First lets agree that the average consumer knows thousands of brands and has many many “positions” in her mind as a consumer. Each of these positions is unique and has one, maybe two brands, that occupy that space. Number one or number two.
Additionally brands are faced with a global marketplace and regional competitors. It is very confusing to track whose brain has recorded which brand. And so as not to be a burden to the brands, we humbly suggest that brand colocation fees should be modest on a per-person scale. But how do we manage this?
We need an efficient oversight committee to calculate and manage the collection of brand colocation fees. To take into account birth and death so Disney isn’t paying a BCF to a deceased account. Yet we, the brain holders, need equitable representation. We need in fact a Union to ensure our brain space is properly represented. But what do we call this Union? I propose a Brand Colocation Fee Union.
The Brand Colocation Fee Union, or BCFU for short, will manage the calculation and collection of brand colocation fees in a fair and equitable way for brands and the consumers alike.
Given this is a complex matter we further propose to put all of the Corrupt New York Bankers back to work creating brand lookup tables and more imaginary math to calculate a fair and equitable and defensible (and probably corrupt) set of rate tables.
The BCFU brand source tables should take into account factors including but not limited to:
To recap, given Brands exist in OUR BRAINS. we should charge a fair rent.
We propose to call that brand-rent a brand colocation fee (BCF). And, being American, we wish to outsource the hard part to a union called the Brand Colocation Fee Union (BCFU).

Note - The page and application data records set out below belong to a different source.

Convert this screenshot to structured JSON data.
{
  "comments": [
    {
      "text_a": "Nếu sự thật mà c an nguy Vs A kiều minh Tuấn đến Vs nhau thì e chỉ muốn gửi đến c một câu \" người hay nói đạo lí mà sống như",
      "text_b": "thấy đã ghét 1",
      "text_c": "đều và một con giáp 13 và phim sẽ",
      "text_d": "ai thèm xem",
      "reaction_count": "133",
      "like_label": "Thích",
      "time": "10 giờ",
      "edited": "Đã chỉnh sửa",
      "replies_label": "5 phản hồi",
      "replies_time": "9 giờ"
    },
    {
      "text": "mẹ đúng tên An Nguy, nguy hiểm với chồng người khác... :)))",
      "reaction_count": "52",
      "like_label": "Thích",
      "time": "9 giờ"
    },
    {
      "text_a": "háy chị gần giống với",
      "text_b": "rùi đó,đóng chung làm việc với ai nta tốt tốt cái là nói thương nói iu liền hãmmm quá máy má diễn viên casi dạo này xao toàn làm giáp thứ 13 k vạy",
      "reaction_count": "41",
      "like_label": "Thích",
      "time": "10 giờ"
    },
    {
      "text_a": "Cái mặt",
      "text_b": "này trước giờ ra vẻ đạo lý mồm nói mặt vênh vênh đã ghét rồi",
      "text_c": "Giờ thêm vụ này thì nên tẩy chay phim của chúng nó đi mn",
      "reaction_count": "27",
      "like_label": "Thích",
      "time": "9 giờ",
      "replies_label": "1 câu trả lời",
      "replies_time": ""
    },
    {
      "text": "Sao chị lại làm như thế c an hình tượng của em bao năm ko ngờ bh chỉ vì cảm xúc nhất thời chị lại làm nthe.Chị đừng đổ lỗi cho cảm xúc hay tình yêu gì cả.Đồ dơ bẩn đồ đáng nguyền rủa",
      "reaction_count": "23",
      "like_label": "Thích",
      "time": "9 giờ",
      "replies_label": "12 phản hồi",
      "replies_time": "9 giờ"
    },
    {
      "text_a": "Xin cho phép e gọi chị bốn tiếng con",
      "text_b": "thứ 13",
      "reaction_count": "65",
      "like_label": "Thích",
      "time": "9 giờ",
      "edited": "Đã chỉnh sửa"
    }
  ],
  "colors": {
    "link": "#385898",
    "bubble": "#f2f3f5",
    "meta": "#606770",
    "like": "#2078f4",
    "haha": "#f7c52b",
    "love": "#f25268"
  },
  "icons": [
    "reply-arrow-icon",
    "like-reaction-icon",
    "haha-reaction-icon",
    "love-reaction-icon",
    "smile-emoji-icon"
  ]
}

What are your thoughts? Which brands should pay the most? The least? Which politician or law firm can get this started for us? A brain-space space-race. Our new bureaucracy, the BCFU, surely wouldn’t let us down?